HC Deb 26 November 1917 vol 99 cc1748-50

(1) A candidate at a Parliamentary election (other than a university election) shall deposit, or cause to be deposited, with the returning officer, during the time appointed for the election, the sum of one hundred and fifty pounds, and if he fails to do so he shall be deemed to be withdrawn within the provisions of the Ballot Act, 1872.

(2) The deposit may be made by the deposit of any legal tender or, with the consent of the returning officer, in any other manner.

(3) If after the deposit is made the candidate is withdrawn in pursuance of the provisions of the Ballot Act, 1872, the deposit shall be returned to the candidate; and if the candidate dies after the deposit is made and before the poll is commenced, the deposit shall be returned to his personal representative.


I beg to move, in Subsection (1), to leave out "(other than a university election)."

This relates to the Clause enacting that every candidate shall make a deposit which shall not be returned unless he polls a certain proportion of the votes. As the Clause stands, university elections are excluded, but it is the desire of all the universities that they should partake of this safeguard against crank candidates.


I beg to second the Amendment. If the purpose of a deposit is to ensure a guarantee of good faith, I assume that it ought to apply no less in a university election than in any other. I do not see any reason for distinguishing between university elections and any other case.


I am willing to accept this Amendment. If the universities desire a deposit, I do not see any objection to it.

Amendment agreed to.


I beg to move, in Subsection (1), after the word "election" ["Parliamentary election"], to insert the words "or someone on his behalf."

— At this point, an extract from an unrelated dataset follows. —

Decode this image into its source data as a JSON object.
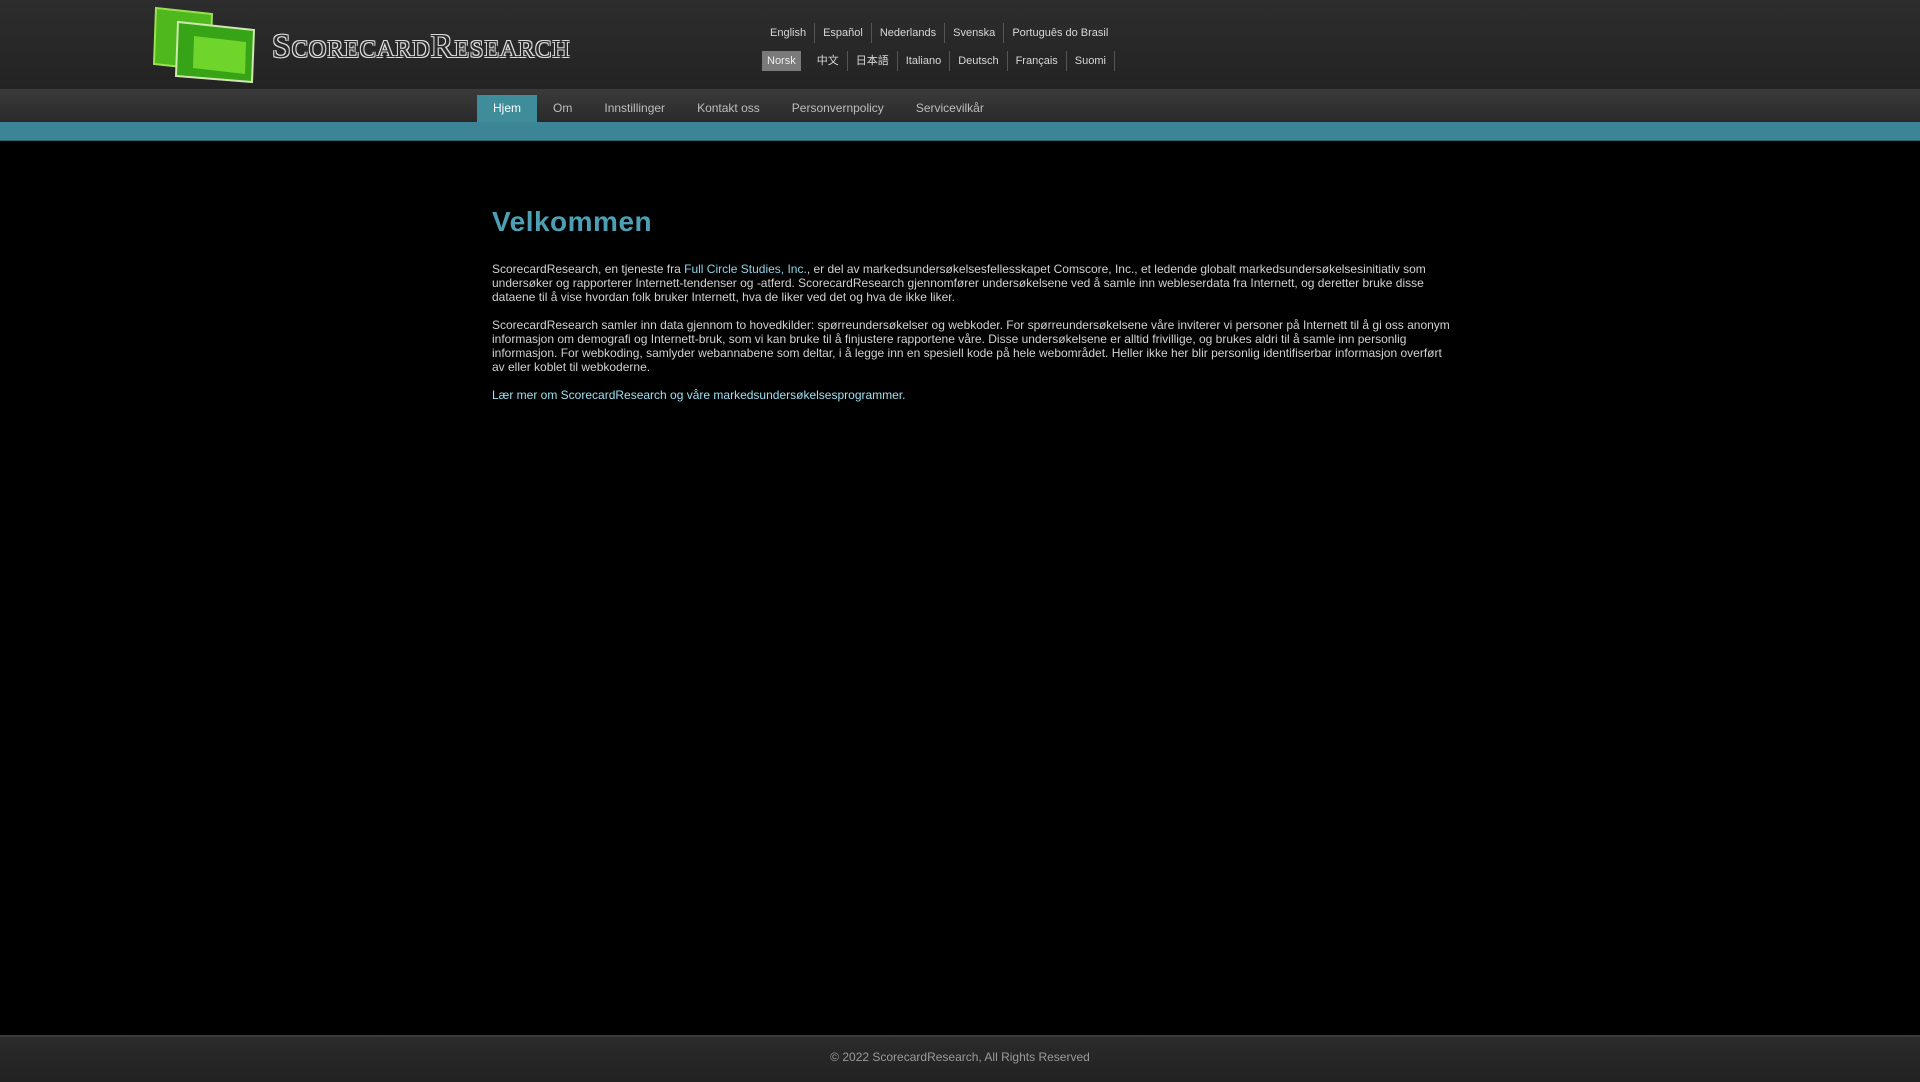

A candidate may not be in England at the time of the election if the election takes place before the conclusion of hostilities. This Amendment is necessary because, although the Home Secretary in Committee has included the words "or cause to be deposited," yet in that case, as well as in the case of direct deposit, it is the action of the candidate himself. It may and very likely will happen that the candidate is not in a position to give any directions at all, in which case the chairman of the party, if there be such a thing, or whoever is responsible, should be in a position to make a deposit on his account. This will particularly apply to Labour candidates. It will be necessary for them and for many of us to have the deposit made for them, and unless it is clearly recognised that the deposit may be made by someone other than the candidate or by his personal direction it may prove to be in practice very difficult. I cannot conceive any objection to this. It provides for a contingency which may arise, especially in relation to candidates in distant theatres of war. It is an Amendment made without any arrière pensée to help the arrangements for the election, and I hope that it will be accepted without any difficulty.


I beg to second the Amendment.


I confess that I thought that this point was entirely covered by the provision in the Bill that the candidate should either deposit or cause to be deposited. I think that that would cover every case where a deposit is made on behalf of a candidate. I do not know if my hon. Friend thinks otherwise, but personally I believe his words to be entirely unnecessary.


The matter has been well considered from the practical point of view, and I feel sure that if there is any doubt we certainly ought to have these words. If these men who are serving abroad were to be in any way prejudiced if an election took place during the War it would be altogether contrary to the spirit of the House, and we should provide that there can be no difficulty in any case on the question of deposit with regard to these men.


Can there be any doubt about it? The words are "shall deposit or causes to be deposited." That is, either deposit himself or cause to be deposited by somebody else.


Surely "cause to be deposited" means by the direction of the candidate. In the absence of communication with the candidate we should allow the money to be paid on his behalf.


Perhaps there is a little more substance in the matter than the right hon. Gentleman realises. The candidate who causes the money to be paid, of course, actually takes the action for himself. But my lion. and learned Friend desires that a man, who will probably be well known in a district, should not be passed over when he is absent owing to circumstances which are not in his control. You may have a sudden election. The electors may very likely wish to return this man and you cannot in the short time available communicate to him and get his instructions to make a deposit. Therefore, somebody must make the deposit on his behalf and nominate him. That is really what I think is meant. Of course, on the other hand, there is the possibility that a deposit may be made in the case of a candidate of less substance, but on the whole I think that these words might be inserted, and if they are found later on to be likely to lead to an objectionable result they could easily be taken out.


I will not resist it if it is persisted in.

Amendment agreed to.

Further Amendment made: In Subsection (3), leave out the word "candidate" ["candidate is withdrawn"], and insert instead thereof the words "person by whom the deposit was made."—[Mr. Nield.]